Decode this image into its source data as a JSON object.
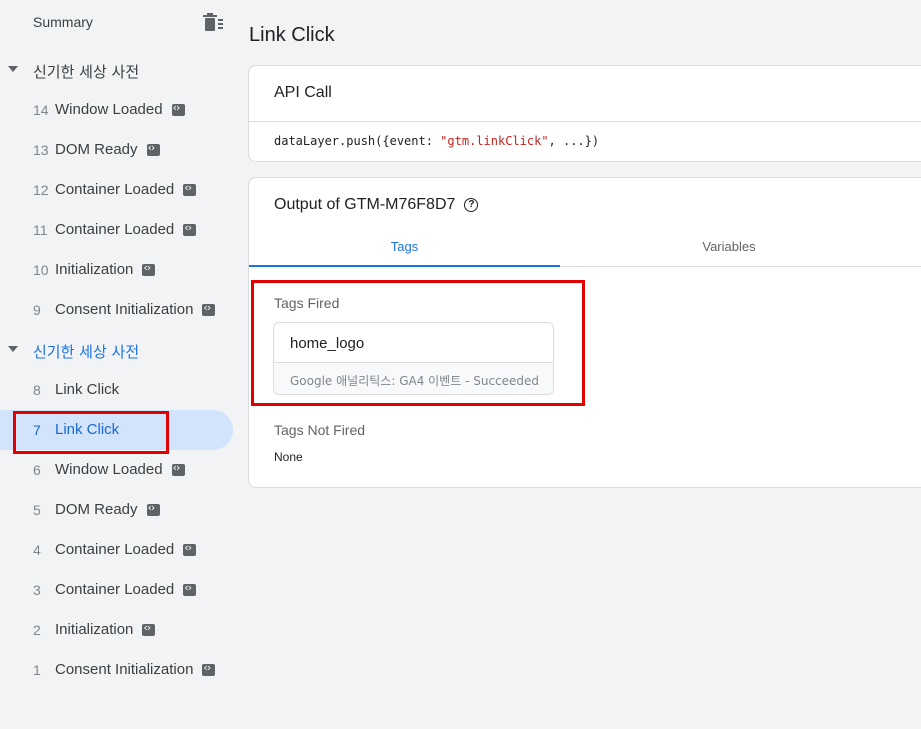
{
  "sidebar": {
    "summary_label": "Summary",
    "groups": [
      {
        "label": "신기한 세상 사전"
      },
      {
        "label": "신기한 세상 사전"
      }
    ],
    "events": [
      {
        "num": "14",
        "label": "Window Loaded"
      },
      {
        "num": "13",
        "label": "DOM Ready"
      },
      {
        "num": "12",
        "label": "Container Loaded"
      },
      {
        "num": "11",
        "label": "Container Loaded"
      },
      {
        "num": "10",
        "label": "Initialization"
      },
      {
        "num": "9",
        "label": "Consent Initialization"
      },
      {
        "num": "8",
        "label": "Link Click"
      },
      {
        "num": "7",
        "label": "Link Click"
      },
      {
        "num": "6",
        "label": "Window Loaded"
      },
      {
        "num": "5",
        "label": "DOM Ready"
      },
      {
        "num": "4",
        "label": "Container Loaded"
      },
      {
        "num": "3",
        "label": "Container Loaded"
      },
      {
        "num": "2",
        "label": "Initialization"
      },
      {
        "num": "1",
        "label": "Consent Initialization"
      }
    ]
  },
  "main": {
    "title": "Link Click",
    "api_call": {
      "title": "API Call",
      "code_prefix": "dataLayer.push({event: ",
      "code_string": "\"gtm.linkClick\"",
      "code_suffix": ", ...})"
    },
    "output": {
      "title": "Output of GTM-M76F8D7",
      "help_icon": "?",
      "tabs": [
        {
          "label": "Tags"
        },
        {
          "label": "Variables"
        }
      ],
      "tags_fired_label": "Tags Fired",
      "fired_tag": {
        "name": "home_logo",
        "status": "Google 애널리틱스: GA4 이벤트 - Succeeded"
      },
      "tags_not_fired_label": "Tags Not Fired",
      "tags_not_fired_value": "None"
    }
  },
  "colors": {
    "accent": "#1a73e8",
    "selected_bg": "#d2e3fc",
    "highlight_box": "#e30000",
    "background": "#f1f3f4"
  }
}
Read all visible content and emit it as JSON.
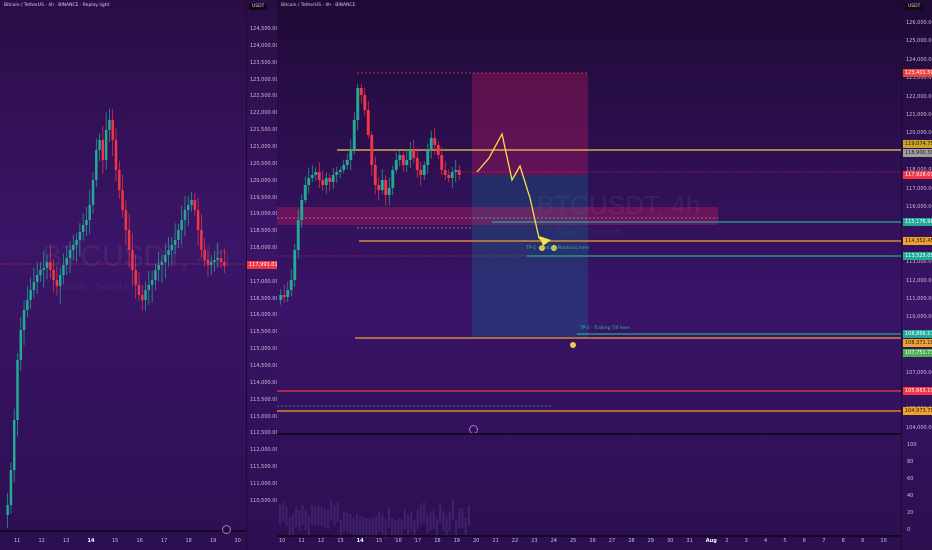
{
  "left_chart": {
    "header": "Bitcoin / TetherUS · 4h · BINANCE · Replay light",
    "watermark_symbol": "BTCUSDT, 4h",
    "watermark_sub": "Bitcoin / TetherUS",
    "currency": "USDT",
    "price_ticks": [
      "124,500.00",
      "124,000.00",
      "123,500.00",
      "123,000.00",
      "122,500.00",
      "122,000.00",
      "121,500.00",
      "121,000.00",
      "120,500.00",
      "120,000.00",
      "119,500.00",
      "119,000.00",
      "118,500.00",
      "118,000.00",
      "117,500.00",
      "117,000.00",
      "116,500.00",
      "116,000.00",
      "115,500.00",
      "115,000.00",
      "114,500.00",
      "114,000.00",
      "113,500.00",
      "113,000.00",
      "112,500.00",
      "112,000.00",
      "111,500.00",
      "111,000.00",
      "110,500.00"
    ],
    "current_price_tag": "117,991.01",
    "date_ticks": [
      "11",
      "12",
      "13",
      "14",
      "15",
      "16",
      "17",
      "18",
      "19",
      "20"
    ],
    "colors": {
      "up": "#22ab94",
      "down": "#f23645",
      "price_tag": "#f23645"
    }
  },
  "right_chart": {
    "header": "Bitcoin / TetherUS · 4h · BINANCE",
    "watermark_symbol": "BTCUSDT, 4h",
    "watermark_sub": "Bitcoin / TetherUS",
    "currency": "USDT",
    "price_ticks": [
      "126,000.00",
      "125,000.00",
      "124,000.00",
      "123,000.00",
      "122,000.00",
      "121,000.00",
      "120,000.00",
      "119,000.00",
      "118,000.00",
      "117,000.00",
      "116,000.00",
      "115,000.00",
      "114,000.00",
      "113,000.00",
      "112,000.00",
      "111,000.00",
      "110,000.00",
      "109,000.00",
      "108,000.00",
      "107,000.00",
      "106,000.00",
      "105,000.00",
      "104,000.00"
    ],
    "level_tags": [
      {
        "label": "123,401.50",
        "color": "#e8453c",
        "text_color": "#fff"
      },
      {
        "label": "119,074.75",
        "color": "#c9a227",
        "text_color": "#1a1a1a"
      },
      {
        "label": "118,900.30",
        "color": "#9e9e9e",
        "text_color": "#1a1a1a"
      },
      {
        "label": "117,928.01",
        "color": "#f23645",
        "text_color": "#fff"
      },
      {
        "label": "115,176.96",
        "color": "#22ab94",
        "text_color": "#fff"
      },
      {
        "label": "114,352.45",
        "color": "#f0a12b",
        "text_color": "#1a1a1a"
      },
      {
        "label": "113,525.05",
        "color": "#22ab94",
        "text_color": "#fff"
      },
      {
        "label": "108,866.57",
        "color": "#22ab94",
        "text_color": "#fff"
      },
      {
        "label": "108,371.18",
        "color": "#f0a12b",
        "text_color": "#1a1a1a"
      },
      {
        "label": "107,751.71",
        "color": "#4caf50",
        "text_color": "#fff"
      },
      {
        "label": "105,663.10",
        "color": "#f23645",
        "text_color": "#fff"
      },
      {
        "label": "104,973.79",
        "color": "#f0a12b",
        "text_color": "#1a1a1a"
      }
    ],
    "volume_ticks": [
      "100",
      "80",
      "60",
      "40",
      "20",
      "0"
    ],
    "date_ticks": [
      "10",
      "11",
      "12",
      "13",
      "14",
      "15",
      "16",
      "17",
      "18",
      "19",
      "20",
      "21",
      "22",
      "23",
      "24",
      "25",
      "26",
      "27",
      "28",
      "29",
      "30",
      "31",
      "Aug",
      "2",
      "3",
      "4",
      "5",
      "6",
      "7",
      "8",
      "9",
      "10"
    ],
    "annotations": {
      "tp1": "TP-1 · Trailing Positions here",
      "tp2": "TP-2 · Trailing Till here"
    }
  }
}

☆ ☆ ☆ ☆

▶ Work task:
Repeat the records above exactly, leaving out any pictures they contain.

▶ Result:
Decode this image into its source data as a JSON object.
{
  "sidebar": {
    "summary_label": "Summary",
    "groups": [
      {
        "label": "신기한 세상 사전"
      },
      {
        "label": "신기한 세상 사전"
      }
    ],
    "events": [
      {
        "num": "14",
        "label": "Window Loaded"
      },
      {
        "num": "13",
        "label": "DOM Ready"
      },
      {
        "num": "12",
        "label": "Container Loaded"
      },
      {
        "num": "11",
        "label": "Container Loaded"
      },
      {
        "num": "10",
        "label": "Initialization"
      },
      {
        "num": "9",
        "label": "Consent Initialization"
      },
      {
        "num": "8",
        "label": "Link Click"
      },
      {
        "num": "7",
        "label": "Link Click"
      },
      {
        "num": "6",
        "label": "Window Loaded"
      },
      {
        "num": "5",
        "label": "DOM Ready"
      },
      {
        "num": "4",
        "label": "Container Loaded"
      },
      {
        "num": "3",
        "label": "Container Loaded"
      },
      {
        "num": "2",
        "label": "Initialization"
      },
      {
        "num": "1",
        "label": "Consent Initialization"
      }
    ]
  },
  "main": {
    "title": "Link Click",
    "api_call": {
      "title": "API Call",
      "code_prefix": "dataLayer.push({event: ",
      "code_string": "\"gtm.linkClick\"",
      "code_suffix": ", ...})"
    },
    "output": {
      "title": "Output of GTM-M76F8D7",
      "help_icon": "?",
      "tabs": [
        {
          "label": "Tags"
        },
        {
          "label": "Variables"
        }
      ],
      "tags_fired_label": "Tags Fired",
      "fired_tag": {
        "name": "home_logo",
        "status": "Google 애널리틱스: GA4 이벤트 - Succeeded"
      },
      "tags_not_fired_label": "Tags Not Fired",
      "tags_not_fired_value": "None"
    }
  },
  "colors": {
    "accent": "#1a73e8",
    "selected_bg": "#d2e3fc",
    "highlight_box": "#e30000",
    "background": "#f1f3f4"
  }
}
Read all visible content and emit it as JSON.
{
  "left_chart": {
    "header": "Bitcoin / TetherUS · 4h · BINANCE · Replay light",
    "watermark_symbol": "BTCUSDT, 4h",
    "watermark_sub": "Bitcoin / TetherUS",
    "currency": "USDT",
    "price_ticks": [
      "124,500.00",
      "124,000.00",
      "123,500.00",
      "123,000.00",
      "122,500.00",
      "122,000.00",
      "121,500.00",
      "121,000.00",
      "120,500.00",
      "120,000.00",
      "119,500.00",
      "119,000.00",
      "118,500.00",
      "118,000.00",
      "117,500.00",
      "117,000.00",
      "116,500.00",
      "116,000.00",
      "115,500.00",
      "115,000.00",
      "114,500.00",
      "114,000.00",
      "113,500.00",
      "113,000.00",
      "112,500.00",
      "112,000.00",
      "111,500.00",
      "111,000.00",
      "110,500.00"
    ],
    "current_price_tag": "117,991.01",
    "date_ticks": [
      "11",
      "12",
      "13",
      "14",
      "15",
      "16",
      "17",
      "18",
      "19",
      "20"
    ],
    "colors": {
      "up": "#22ab94",
      "down": "#f23645",
      "price_tag": "#f23645"
    }
  },
  "right_chart": {
    "header": "Bitcoin / TetherUS · 4h · BINANCE",
    "watermark_symbol": "BTCUSDT, 4h",
    "watermark_sub": "Bitcoin / TetherUS",
    "currency": "USDT",
    "price_ticks": [
      "126,000.00",
      "125,000.00",
      "124,000.00",
      "123,000.00",
      "122,000.00",
      "121,000.00",
      "120,000.00",
      "119,000.00",
      "118,000.00",
      "117,000.00",
      "116,000.00",
      "115,000.00",
      "114,000.00",
      "113,000.00",
      "112,000.00",
      "111,000.00",
      "110,000.00",
      "109,000.00",
      "108,000.00",
      "107,000.00",
      "106,000.00",
      "105,000.00",
      "104,000.00"
    ],
    "level_tags": [
      {
        "label": "123,401.50",
        "color": "#e8453c",
        "text_color": "#fff"
      },
      {
        "label": "119,074.75",
        "color": "#c9a227",
        "text_color": "#1a1a1a"
      },
      {
        "label": "118,900.30",
        "color": "#9e9e9e",
        "text_color": "#1a1a1a"
      },
      {
        "label": "117,928.01",
        "color": "#f23645",
        "text_color": "#fff"
      },
      {
        "label": "115,176.96",
        "color": "#22ab94",
        "text_color": "#fff"
      },
      {
        "label": "114,352.45",
        "color": "#f0a12b",
        "text_color": "#1a1a1a"
      },
      {
        "label": "113,525.05",
        "color": "#22ab94",
        "text_color": "#fff"
      },
      {
        "label": "108,866.57",
        "color": "#22ab94",
        "text_color": "#fff"
      },
      {
        "label": "108,371.18",
        "color": "#f0a12b",
        "text_color": "#1a1a1a"
      },
      {
        "label": "107,751.71",
        "color": "#4caf50",
        "text_color": "#fff"
      },
      {
        "label": "105,663.10",
        "color": "#f23645",
        "text_color": "#fff"
      },
      {
        "label": "104,973.79",
        "color": "#f0a12b",
        "text_color": "#1a1a1a"
      }
    ],
    "volume_ticks": [
      "100",
      "80",
      "60",
      "40",
      "20",
      "0"
    ],
    "date_ticks": [
      "10",
      "11",
      "12",
      "13",
      "14",
      "15",
      "16",
      "17",
      "18",
      "19",
      "20",
      "21",
      "22",
      "23",
      "24",
      "25",
      "26",
      "27",
      "28",
      "29",
      "30",
      "31",
      "Aug",
      "2",
      "3",
      "4",
      "5",
      "6",
      "7",
      "8",
      "9",
      "10"
    ],
    "annotations": {
      "tp1": "TP-1 · Trailing Positions here",
      "tp2": "TP-2 · Trailing Till here"
    }
  }
}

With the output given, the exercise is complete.